A person would be prohibited under House Bill 2454 from purchasing a firearm on behalf of someone who is not permitted to do so. Although it has been approved by both houses, before the parliamentary session closes on May 29, the House must accept or negotiate any revisions offered by the Senate.

Additionally, legislation has been passed by lawmakers to strengthen campus security, add standards like quiet panic buttons in classrooms, and establish a new safety and security department inside the Texas

Education Bureau. According to a 2020 audit, approximately half of the state’s school districts lacked active-shooter policies. The agency would have the power to require school districts to create these protocols.

As part of legislation for school safety, Texas legislators have also suggested increasing money for mental health programmes in schools. However, school administrators want a distinct funding stream for mental health support because they are concerned that money would be diverted to improve school security. To do this before the current legislative session ends, lawmakers would need to move swiftly, though Abbott has threatened to call a special session if a number of Republican demands aren’t achieved.

In the aftermath of the Uvalde school massacre, Abbott also established a new job for a chief of school safety and security. He also ordered “random intruder audits” of schools to start last autumn in an effort to find security gaps on campuses. The Texas School Safety Centre, a research facility at Texas State University that has long been entrusted with gathering and disseminating information on school safety, was to conduct the inspections.
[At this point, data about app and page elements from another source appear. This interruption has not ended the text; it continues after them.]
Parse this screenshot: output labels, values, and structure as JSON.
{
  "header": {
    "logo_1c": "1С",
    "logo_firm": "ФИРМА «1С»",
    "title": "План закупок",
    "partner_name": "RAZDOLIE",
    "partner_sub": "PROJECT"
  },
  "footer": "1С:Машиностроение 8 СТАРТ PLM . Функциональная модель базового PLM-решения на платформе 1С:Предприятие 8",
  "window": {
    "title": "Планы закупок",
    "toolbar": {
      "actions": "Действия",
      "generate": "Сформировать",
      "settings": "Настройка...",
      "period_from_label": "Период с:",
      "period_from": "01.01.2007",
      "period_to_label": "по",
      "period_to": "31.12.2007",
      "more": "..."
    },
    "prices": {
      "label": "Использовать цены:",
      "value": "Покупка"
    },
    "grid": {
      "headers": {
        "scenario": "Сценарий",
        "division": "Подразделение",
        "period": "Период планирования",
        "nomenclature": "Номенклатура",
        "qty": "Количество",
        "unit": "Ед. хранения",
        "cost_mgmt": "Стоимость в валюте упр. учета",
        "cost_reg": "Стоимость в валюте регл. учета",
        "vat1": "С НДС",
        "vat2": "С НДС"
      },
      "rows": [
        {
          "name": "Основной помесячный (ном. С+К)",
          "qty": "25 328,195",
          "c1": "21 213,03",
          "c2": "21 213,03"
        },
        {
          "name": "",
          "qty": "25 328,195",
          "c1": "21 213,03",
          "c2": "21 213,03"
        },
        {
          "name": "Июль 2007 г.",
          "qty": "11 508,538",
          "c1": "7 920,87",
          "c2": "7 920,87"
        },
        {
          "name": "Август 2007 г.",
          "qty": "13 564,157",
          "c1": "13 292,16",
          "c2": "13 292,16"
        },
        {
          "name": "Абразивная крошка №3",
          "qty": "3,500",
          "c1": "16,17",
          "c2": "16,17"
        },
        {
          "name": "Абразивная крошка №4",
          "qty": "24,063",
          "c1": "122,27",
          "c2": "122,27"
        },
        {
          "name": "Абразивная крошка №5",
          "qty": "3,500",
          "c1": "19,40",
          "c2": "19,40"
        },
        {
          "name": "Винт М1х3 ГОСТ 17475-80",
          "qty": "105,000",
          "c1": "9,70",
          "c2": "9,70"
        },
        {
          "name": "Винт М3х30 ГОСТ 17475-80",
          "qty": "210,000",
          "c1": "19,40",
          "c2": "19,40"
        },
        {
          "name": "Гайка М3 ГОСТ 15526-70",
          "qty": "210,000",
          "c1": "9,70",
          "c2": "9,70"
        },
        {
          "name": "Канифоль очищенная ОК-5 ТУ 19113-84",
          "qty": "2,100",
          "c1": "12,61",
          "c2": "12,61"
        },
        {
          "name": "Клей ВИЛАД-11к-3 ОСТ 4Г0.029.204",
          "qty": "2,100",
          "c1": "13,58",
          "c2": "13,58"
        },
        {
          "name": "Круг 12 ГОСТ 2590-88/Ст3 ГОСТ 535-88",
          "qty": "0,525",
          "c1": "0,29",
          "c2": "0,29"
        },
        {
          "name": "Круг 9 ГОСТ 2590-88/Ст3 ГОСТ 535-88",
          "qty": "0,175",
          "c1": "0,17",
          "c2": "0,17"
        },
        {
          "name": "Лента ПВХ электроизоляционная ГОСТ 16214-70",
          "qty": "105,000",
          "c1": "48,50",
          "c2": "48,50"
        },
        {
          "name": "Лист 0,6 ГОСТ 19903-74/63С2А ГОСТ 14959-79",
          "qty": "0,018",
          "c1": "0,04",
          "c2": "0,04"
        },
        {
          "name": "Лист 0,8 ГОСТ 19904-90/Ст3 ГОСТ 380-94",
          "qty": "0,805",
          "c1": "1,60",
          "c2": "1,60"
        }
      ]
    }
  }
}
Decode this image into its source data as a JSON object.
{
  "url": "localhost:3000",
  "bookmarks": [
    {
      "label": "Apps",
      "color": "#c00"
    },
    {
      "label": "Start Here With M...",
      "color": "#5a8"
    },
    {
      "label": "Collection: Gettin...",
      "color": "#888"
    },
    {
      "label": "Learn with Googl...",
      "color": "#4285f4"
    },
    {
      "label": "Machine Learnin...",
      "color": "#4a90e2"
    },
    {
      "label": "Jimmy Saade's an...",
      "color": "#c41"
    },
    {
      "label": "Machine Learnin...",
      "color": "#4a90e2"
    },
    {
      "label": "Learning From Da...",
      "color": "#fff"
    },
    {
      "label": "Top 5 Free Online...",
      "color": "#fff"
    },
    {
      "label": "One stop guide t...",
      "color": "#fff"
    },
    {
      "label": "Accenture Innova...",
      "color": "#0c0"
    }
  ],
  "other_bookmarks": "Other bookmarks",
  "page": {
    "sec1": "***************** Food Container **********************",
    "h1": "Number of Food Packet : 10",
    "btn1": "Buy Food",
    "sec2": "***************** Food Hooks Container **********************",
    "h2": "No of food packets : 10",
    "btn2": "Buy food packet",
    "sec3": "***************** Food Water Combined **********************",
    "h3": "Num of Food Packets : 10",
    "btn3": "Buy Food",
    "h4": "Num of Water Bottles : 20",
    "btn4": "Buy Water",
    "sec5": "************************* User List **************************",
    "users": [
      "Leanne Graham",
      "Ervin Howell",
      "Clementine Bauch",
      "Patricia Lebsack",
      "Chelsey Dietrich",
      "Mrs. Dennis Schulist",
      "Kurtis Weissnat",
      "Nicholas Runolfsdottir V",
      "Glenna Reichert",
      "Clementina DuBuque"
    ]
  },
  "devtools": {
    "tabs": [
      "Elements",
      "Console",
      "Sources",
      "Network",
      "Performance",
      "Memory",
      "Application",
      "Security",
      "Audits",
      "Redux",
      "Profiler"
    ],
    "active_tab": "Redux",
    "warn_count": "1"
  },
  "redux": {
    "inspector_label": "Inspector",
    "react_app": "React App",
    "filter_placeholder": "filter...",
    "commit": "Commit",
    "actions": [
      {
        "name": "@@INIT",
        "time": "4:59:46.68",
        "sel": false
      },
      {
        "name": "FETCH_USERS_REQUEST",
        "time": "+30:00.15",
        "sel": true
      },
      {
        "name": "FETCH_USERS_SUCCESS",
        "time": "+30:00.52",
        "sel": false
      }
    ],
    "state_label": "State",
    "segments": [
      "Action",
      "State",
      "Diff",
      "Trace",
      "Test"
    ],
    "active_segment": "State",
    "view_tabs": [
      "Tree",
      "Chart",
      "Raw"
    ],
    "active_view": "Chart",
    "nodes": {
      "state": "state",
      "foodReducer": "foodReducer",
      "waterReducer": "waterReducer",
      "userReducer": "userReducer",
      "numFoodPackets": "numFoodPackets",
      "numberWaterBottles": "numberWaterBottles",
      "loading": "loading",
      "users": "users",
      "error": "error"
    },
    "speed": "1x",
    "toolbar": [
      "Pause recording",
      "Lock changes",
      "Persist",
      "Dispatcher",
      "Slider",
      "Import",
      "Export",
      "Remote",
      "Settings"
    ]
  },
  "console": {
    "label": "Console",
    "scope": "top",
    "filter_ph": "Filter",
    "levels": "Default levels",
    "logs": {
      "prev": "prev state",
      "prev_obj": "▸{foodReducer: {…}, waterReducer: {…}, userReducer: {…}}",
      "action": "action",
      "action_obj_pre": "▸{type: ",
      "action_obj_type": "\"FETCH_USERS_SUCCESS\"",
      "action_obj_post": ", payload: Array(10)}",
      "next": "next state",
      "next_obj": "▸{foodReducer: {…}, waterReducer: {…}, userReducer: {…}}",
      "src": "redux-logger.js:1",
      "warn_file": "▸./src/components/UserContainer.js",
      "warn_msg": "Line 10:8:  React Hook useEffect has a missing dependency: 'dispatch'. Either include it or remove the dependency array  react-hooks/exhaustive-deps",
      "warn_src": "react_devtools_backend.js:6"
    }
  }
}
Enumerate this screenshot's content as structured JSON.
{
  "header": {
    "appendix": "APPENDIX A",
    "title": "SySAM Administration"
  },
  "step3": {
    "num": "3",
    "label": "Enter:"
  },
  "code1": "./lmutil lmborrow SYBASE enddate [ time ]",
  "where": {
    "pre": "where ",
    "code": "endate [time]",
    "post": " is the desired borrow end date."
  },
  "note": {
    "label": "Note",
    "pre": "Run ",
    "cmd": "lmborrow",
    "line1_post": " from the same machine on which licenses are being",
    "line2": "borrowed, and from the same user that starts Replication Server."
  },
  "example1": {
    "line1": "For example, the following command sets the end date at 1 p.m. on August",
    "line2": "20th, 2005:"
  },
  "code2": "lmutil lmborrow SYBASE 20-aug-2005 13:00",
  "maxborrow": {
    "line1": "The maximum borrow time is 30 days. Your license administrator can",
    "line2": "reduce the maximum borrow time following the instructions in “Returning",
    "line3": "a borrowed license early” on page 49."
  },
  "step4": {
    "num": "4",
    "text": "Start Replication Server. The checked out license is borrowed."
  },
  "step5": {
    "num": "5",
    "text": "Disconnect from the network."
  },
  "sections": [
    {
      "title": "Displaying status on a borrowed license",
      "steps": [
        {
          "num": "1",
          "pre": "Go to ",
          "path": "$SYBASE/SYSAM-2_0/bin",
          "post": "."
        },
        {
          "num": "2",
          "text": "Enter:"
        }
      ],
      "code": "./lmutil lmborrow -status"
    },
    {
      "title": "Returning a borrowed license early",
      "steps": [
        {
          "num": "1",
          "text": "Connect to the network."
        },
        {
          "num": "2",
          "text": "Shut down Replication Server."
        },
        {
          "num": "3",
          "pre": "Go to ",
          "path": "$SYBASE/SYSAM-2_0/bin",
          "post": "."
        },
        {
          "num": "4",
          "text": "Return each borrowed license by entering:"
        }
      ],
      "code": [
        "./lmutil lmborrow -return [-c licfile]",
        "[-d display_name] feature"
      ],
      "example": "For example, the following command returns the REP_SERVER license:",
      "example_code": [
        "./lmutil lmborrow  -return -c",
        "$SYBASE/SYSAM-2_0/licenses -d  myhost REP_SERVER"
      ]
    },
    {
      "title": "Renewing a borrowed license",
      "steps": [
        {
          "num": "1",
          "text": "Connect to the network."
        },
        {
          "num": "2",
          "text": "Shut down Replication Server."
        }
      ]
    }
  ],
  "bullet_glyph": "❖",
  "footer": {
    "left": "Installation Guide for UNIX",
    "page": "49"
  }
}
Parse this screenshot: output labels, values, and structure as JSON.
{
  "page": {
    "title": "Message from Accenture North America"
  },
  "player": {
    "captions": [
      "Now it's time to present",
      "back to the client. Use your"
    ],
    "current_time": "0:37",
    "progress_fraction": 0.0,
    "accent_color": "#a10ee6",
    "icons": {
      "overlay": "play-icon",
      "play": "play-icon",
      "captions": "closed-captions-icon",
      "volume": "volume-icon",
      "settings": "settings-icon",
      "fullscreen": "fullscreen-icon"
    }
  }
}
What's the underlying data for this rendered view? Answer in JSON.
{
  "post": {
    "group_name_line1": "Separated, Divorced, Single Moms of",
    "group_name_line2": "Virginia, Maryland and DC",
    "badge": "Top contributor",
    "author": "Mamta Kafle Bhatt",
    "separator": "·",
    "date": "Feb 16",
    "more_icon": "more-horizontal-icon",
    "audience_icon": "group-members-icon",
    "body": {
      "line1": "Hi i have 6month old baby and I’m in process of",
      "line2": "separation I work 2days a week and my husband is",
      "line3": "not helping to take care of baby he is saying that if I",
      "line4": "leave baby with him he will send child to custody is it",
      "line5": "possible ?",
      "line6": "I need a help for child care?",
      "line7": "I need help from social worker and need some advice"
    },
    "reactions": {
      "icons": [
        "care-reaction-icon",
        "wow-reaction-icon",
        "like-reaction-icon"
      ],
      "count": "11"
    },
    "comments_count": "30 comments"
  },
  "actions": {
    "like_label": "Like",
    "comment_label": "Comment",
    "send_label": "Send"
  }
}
Leave a Reply

Your email address will not be published. Required fields are marked *